**WORK REQUIRED**
Look through the entries below and report every line that has "努力は裏切らないのに何故むくわれない".

[Web page and app entries]
=-=-=

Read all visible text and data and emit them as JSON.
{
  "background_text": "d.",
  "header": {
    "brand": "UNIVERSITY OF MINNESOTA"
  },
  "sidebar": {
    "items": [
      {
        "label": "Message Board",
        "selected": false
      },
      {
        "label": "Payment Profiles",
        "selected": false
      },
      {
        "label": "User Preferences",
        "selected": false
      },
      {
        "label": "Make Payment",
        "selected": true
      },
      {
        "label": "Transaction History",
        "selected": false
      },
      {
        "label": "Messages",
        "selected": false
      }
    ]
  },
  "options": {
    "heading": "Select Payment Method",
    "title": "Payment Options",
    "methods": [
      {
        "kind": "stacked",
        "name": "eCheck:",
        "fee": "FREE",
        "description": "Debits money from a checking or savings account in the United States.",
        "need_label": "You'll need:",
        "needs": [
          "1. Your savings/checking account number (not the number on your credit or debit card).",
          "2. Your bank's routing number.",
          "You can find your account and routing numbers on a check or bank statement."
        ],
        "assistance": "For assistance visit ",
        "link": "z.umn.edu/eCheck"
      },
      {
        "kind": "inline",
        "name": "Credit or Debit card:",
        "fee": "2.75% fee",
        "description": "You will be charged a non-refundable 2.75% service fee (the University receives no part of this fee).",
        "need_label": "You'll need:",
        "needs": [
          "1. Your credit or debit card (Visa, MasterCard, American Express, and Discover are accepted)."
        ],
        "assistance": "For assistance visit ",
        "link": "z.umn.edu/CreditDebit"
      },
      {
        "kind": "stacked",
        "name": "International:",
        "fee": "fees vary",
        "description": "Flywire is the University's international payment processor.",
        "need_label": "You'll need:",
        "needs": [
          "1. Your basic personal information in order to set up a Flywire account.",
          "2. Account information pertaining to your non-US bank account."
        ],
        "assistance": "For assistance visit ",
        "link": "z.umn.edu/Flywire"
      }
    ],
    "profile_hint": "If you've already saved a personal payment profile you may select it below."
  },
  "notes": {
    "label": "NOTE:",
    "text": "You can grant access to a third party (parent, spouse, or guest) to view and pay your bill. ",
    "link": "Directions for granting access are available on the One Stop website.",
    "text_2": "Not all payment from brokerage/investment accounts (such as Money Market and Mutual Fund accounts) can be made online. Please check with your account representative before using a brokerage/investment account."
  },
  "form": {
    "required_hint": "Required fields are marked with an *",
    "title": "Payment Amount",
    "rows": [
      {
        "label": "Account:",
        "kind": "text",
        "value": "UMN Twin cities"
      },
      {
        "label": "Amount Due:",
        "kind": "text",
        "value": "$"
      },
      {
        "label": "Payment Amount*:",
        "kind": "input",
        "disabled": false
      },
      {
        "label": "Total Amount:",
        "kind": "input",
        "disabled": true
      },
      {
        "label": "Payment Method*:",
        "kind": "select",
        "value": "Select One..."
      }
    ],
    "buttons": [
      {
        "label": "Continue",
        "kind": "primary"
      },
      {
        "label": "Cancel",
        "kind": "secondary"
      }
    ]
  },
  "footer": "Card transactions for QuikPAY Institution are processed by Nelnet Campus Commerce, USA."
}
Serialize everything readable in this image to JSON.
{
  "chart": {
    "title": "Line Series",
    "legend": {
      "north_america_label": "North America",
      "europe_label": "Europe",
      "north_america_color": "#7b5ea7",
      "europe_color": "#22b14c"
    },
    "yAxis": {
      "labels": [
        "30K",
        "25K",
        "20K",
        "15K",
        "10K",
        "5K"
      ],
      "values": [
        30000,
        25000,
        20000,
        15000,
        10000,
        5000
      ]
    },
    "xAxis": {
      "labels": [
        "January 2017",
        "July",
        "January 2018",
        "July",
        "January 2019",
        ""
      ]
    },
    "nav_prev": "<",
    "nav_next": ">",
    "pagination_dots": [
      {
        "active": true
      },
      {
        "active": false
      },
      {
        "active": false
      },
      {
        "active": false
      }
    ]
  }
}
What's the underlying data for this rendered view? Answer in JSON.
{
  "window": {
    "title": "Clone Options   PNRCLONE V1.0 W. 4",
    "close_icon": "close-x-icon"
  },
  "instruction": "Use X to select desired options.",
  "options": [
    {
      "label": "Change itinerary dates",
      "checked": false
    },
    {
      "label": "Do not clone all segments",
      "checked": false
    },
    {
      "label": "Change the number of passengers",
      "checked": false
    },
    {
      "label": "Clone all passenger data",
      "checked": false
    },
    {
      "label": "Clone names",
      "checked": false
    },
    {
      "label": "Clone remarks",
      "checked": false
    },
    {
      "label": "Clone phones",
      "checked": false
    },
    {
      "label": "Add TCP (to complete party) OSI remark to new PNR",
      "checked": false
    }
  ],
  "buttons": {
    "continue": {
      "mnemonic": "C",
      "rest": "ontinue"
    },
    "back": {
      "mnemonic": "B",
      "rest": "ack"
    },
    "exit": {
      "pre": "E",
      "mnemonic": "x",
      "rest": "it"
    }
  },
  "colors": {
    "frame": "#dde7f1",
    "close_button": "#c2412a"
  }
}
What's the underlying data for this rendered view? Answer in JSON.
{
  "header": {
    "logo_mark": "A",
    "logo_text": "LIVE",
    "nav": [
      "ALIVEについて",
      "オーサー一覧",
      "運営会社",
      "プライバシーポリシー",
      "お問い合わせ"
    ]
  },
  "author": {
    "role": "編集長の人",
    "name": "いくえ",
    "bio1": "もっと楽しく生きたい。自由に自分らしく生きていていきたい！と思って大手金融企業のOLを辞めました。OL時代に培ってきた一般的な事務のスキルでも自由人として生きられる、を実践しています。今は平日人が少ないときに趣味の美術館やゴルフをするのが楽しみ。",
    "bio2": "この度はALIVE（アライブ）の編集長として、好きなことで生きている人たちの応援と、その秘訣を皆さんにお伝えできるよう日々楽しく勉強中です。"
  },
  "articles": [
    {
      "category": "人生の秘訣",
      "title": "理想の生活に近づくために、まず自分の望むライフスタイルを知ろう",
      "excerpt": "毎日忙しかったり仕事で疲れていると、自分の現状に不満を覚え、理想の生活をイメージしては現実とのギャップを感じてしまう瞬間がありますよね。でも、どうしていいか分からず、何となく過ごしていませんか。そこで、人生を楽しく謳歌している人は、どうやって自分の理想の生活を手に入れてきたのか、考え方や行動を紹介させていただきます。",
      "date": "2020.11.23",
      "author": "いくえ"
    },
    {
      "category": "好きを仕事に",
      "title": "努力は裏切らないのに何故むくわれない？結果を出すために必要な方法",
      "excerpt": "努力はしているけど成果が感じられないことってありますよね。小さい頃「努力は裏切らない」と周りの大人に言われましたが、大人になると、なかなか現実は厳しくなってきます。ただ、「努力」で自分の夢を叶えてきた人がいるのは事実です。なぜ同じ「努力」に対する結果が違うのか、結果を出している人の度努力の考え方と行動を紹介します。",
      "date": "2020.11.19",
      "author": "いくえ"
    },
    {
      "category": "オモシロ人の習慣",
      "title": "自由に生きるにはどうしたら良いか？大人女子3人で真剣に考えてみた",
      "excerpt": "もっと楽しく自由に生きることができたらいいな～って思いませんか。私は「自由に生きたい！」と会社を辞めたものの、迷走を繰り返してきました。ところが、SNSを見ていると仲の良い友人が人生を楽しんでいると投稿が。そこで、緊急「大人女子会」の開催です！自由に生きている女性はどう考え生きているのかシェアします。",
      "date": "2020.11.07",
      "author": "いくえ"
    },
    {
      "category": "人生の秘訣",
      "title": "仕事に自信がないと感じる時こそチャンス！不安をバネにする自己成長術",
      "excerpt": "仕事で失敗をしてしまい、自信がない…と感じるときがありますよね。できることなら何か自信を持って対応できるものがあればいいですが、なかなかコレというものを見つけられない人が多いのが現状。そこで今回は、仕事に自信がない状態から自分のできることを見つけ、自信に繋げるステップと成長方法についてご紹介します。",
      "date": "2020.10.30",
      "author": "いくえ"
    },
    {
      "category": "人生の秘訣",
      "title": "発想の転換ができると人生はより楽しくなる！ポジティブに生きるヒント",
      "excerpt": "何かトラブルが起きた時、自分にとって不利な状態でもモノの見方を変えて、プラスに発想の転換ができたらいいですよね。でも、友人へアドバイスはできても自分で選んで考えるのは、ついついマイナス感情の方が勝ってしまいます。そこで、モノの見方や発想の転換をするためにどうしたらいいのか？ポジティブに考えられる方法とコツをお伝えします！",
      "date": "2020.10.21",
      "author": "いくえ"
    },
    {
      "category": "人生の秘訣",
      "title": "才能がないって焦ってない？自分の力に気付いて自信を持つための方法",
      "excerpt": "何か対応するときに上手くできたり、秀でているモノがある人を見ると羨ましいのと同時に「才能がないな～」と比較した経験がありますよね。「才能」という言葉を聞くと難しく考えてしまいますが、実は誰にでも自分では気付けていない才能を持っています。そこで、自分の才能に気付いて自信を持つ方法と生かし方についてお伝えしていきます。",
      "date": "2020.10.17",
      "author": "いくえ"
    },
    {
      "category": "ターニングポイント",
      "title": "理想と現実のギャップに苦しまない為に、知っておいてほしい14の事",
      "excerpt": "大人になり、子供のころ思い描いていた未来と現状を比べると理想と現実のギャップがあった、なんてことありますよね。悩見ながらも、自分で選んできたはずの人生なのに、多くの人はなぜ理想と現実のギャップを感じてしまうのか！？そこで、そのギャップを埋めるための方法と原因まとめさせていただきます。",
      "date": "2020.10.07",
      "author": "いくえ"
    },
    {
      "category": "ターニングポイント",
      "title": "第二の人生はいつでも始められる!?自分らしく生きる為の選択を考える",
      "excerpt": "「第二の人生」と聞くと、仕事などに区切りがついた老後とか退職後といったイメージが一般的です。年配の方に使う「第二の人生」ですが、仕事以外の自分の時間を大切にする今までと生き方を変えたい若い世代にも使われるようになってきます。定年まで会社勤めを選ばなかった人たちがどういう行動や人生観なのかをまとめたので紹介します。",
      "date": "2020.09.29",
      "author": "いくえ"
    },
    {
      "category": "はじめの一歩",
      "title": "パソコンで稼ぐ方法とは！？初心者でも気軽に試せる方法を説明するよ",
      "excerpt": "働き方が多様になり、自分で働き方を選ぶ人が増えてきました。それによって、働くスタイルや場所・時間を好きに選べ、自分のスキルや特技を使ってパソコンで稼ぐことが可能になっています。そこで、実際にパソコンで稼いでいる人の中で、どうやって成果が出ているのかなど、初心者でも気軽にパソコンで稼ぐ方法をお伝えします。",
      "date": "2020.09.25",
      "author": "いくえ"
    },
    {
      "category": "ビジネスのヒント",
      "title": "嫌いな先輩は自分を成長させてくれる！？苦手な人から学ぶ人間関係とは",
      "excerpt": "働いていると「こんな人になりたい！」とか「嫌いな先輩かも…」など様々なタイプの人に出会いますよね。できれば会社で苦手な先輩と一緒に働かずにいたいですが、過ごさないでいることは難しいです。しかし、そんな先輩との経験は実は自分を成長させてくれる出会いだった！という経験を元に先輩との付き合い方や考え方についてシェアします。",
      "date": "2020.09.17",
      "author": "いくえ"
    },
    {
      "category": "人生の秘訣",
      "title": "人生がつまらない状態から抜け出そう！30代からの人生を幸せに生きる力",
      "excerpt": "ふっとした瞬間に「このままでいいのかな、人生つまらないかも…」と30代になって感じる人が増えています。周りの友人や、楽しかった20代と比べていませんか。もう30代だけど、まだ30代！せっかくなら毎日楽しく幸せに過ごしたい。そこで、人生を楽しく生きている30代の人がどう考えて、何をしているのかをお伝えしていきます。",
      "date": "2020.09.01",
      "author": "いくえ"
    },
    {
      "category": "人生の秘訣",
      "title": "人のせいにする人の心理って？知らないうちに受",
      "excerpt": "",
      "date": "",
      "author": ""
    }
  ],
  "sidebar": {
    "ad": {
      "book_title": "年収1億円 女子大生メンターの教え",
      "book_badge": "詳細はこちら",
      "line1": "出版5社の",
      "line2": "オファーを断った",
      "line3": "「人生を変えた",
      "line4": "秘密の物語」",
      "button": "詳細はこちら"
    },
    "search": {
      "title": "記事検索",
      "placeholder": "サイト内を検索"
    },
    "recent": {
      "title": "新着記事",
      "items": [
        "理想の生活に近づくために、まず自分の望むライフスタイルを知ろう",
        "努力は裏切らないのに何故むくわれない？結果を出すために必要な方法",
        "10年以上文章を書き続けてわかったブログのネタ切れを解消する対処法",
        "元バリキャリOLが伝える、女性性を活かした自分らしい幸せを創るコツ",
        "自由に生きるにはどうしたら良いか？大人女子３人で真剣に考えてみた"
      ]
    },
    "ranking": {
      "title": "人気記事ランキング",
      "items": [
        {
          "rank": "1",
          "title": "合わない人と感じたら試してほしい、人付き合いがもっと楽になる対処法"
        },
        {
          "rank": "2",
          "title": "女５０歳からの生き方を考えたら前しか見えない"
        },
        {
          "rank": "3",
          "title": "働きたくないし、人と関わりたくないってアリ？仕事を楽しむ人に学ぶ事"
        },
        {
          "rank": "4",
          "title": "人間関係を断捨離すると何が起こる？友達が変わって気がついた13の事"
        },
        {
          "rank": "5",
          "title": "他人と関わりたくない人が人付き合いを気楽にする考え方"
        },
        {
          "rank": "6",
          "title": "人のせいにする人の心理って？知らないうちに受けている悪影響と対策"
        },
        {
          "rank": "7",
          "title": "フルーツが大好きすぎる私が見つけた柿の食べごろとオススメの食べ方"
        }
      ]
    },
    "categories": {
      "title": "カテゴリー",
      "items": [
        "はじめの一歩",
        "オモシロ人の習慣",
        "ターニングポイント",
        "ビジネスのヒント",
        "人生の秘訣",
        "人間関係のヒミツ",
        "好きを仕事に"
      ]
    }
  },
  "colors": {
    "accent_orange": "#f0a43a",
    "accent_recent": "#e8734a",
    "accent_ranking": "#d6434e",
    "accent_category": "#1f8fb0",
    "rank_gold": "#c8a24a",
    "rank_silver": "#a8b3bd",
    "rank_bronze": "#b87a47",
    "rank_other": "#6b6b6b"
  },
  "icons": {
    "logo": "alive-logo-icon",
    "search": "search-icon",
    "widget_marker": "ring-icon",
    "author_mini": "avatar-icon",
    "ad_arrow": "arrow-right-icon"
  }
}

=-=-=

**FINAL ANSWER**
      "title": "努力は裏切らないのに何故むくわれない？結果を出すために必要な方法",
        "努力は裏切らないのに何故むくわれない？結果を出すために必要な方法",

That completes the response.